The World War II and restoring of the contacts after the war

The situation during the Second World War was from the point of view of mutual relations ambiguous and complicated. In the time of Munich agreement Finland wanted to remain strictly neutral and in addition there was understanding for Sudeten Germans (the same when negotiating about the Czech-German declaration in the second half of 90´s when Finns compared mechanically the expulsion of Sudeten Germans to the situation of the evacuation of Karelia). Czechoslovakia sympathized with Finland during so-called Winter War 1939-40, however, there was no understanding for Finland’s alliance with Germany during so-called Continuation War 1941-44.
Diplomatic relations were renewed from the initiative of Finland in 1946; the Czechoslovak Legation started to work again 30th June 1947. In 1959 the Legations in Prague and in Helsinki were upgraded to Embassies.
At the beginning of 1948, the development in both countries was similar; the Finnish communists were speaking about “the Czechoslovak road”. After their defeat in elections in July 1948 communists did not get into the government until 1966 and they never got into powerful positions. Close mutual relations in the '50s were kept only between the communist parties and their organizations by sending delegations to party congresses.
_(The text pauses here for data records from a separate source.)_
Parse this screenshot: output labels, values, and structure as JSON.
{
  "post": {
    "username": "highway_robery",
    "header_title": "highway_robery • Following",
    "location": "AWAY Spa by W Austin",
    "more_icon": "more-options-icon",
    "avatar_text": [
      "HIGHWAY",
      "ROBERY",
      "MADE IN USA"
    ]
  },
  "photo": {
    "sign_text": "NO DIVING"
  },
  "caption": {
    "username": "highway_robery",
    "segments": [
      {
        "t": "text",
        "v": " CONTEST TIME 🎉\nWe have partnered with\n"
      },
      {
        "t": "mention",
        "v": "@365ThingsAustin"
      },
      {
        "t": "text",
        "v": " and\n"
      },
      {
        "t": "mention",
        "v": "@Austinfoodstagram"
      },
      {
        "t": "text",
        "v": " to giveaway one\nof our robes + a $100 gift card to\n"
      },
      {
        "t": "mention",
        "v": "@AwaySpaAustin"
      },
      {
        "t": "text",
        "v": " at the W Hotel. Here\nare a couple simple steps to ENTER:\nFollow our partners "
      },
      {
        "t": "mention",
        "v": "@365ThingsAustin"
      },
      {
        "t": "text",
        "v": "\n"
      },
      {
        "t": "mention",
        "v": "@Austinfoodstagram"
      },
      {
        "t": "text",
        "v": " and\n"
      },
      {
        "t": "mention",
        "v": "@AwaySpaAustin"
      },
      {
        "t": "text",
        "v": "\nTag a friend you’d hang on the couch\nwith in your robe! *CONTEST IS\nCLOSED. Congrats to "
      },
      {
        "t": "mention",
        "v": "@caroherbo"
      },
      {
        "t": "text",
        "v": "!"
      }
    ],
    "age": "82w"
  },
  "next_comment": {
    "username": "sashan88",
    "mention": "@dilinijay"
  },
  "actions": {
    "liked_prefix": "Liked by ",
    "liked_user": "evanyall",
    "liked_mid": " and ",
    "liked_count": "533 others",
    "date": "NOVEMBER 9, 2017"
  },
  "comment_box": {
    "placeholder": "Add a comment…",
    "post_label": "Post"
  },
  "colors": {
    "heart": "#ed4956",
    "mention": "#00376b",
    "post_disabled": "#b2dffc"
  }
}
The Prague Spring

The reform process in Czechoslovakia in 1968 brought about the more intensive interest of the Finnish public in the happenings in Czechoslovakia and it also speeded up the differentiation inside the Communist Party of Finland into so-called euro-communistic and dogmatic Stalinistic which has had a marginal minority. The occupation of Czechoslovakia was a shock; the Finnish press condemned the occupation. Relatively the most positive approach towards the occupation by belittling it came from the press of the Centre Party (former Agrarian Party) which was a power basis of the President Urho Kekkonen. The government of Finland did not take any official stand to the so-called Czechoslovak crisis.

Relations in the period of so-called normalization in Czechoslovakia

During the time of normalization President Kekkonen started an active period of bilateral relations. In 1969 he visited Czechoslovakia and in 1970 President L. Svoboda visited Finland. Till 1975 there was a visit of high state or party representatives every year. In 1975 the final stage of the Conference on Security and Cooperation in Europe was held in Helsinki and it was a result of many years´ effort of the Finnish diplomacy. Enormous activity in building a bridge between the East and the West made more manoeuvring space for Finnish diplomacy and its position as a neutral country also in negotiations with the Soviet Union. This policy continued also during the time of Kekkonen’s successor President Mauno Koivisto.

Cooperation after the Velvet Revolution

At the end of the 80´s the intensity of bilateral relations declined; the attention of the Finnish public and politicians was drawn only by the activity of anti-communist opposition and the collapse of the regime in November 1989. The mutual relations changed; there were more contacts on the official level as well as in everyday life. In May 1991 President Václav Havel visited Finland during his round trip in the Nordic countries. The division of Czechoslovakia was accepted by the Finnish public with understanding (reminding Nordic separation of Norway from Sweden in 1905). In June 2005 President of the Czech Republic Václav Klaus paid a state visit in Finland. In 2008, Prime Minister M. Vanhanen visited the Czech Republic, five years later, Czech Prime Minister P. Necas visited Finland and in 2018 the country visited Prime Minister A. Babiš.